What to work on: Take every line containing "value" out of the records.
START Data to process
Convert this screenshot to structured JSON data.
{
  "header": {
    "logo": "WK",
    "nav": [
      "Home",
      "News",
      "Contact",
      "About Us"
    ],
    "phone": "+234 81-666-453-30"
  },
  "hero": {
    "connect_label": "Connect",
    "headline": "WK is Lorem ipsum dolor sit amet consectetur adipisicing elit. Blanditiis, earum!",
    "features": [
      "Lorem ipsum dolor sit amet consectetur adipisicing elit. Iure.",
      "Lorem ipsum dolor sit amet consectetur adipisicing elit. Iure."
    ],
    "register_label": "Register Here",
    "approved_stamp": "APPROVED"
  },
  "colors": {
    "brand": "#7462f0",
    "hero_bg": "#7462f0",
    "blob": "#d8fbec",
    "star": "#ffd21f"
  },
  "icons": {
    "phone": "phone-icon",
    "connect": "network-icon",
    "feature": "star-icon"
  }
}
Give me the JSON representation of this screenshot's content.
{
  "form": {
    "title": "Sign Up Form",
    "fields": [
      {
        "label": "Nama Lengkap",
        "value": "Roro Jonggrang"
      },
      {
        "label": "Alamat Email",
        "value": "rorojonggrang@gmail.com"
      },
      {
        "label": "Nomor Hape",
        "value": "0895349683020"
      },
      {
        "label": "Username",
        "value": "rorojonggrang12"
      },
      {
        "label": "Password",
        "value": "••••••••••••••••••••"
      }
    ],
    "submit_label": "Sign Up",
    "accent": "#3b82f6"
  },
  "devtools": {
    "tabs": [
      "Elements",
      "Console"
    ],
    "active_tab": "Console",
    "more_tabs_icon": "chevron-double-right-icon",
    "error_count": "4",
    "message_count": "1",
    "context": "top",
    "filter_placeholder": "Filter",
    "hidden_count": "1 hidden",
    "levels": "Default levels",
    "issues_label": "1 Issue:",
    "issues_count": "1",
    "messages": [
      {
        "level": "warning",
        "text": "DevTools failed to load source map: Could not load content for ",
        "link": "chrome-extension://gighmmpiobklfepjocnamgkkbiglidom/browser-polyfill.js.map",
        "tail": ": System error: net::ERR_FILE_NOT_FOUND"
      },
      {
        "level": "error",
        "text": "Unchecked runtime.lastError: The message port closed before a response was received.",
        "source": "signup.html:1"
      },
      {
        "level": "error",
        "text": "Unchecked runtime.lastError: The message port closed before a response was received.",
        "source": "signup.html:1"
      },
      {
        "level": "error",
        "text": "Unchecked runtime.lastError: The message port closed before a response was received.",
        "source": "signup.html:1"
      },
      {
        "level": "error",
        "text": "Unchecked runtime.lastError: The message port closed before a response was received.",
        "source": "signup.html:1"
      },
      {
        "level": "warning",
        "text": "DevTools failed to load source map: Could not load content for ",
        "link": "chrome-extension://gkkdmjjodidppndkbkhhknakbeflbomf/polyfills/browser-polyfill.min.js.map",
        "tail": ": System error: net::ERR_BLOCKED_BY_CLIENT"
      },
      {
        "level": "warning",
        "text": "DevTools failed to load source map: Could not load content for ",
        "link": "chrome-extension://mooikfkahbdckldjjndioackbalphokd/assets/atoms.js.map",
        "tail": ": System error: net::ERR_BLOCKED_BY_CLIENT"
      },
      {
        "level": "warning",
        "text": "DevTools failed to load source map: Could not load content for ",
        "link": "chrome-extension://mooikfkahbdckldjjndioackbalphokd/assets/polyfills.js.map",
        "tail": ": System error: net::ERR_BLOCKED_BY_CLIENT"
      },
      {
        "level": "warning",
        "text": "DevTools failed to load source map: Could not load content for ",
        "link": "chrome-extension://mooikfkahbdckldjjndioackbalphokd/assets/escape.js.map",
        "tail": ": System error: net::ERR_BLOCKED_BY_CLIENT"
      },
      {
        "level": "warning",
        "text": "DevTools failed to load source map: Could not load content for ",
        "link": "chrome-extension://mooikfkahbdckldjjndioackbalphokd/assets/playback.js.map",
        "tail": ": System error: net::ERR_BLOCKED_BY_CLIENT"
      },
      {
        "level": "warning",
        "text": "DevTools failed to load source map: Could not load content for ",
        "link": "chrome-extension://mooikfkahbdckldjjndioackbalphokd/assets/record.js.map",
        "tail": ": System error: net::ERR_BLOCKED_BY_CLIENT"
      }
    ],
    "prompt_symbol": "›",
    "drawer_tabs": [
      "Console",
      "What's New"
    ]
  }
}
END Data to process
Response to the task:
        "value": "Roro Jonggrang"
        "value": "rorojonggrang@gmail.com"
        "value": "0895349683020"
        "value": "rorojonggrang12"
        "value": "••••••••••••••••••••"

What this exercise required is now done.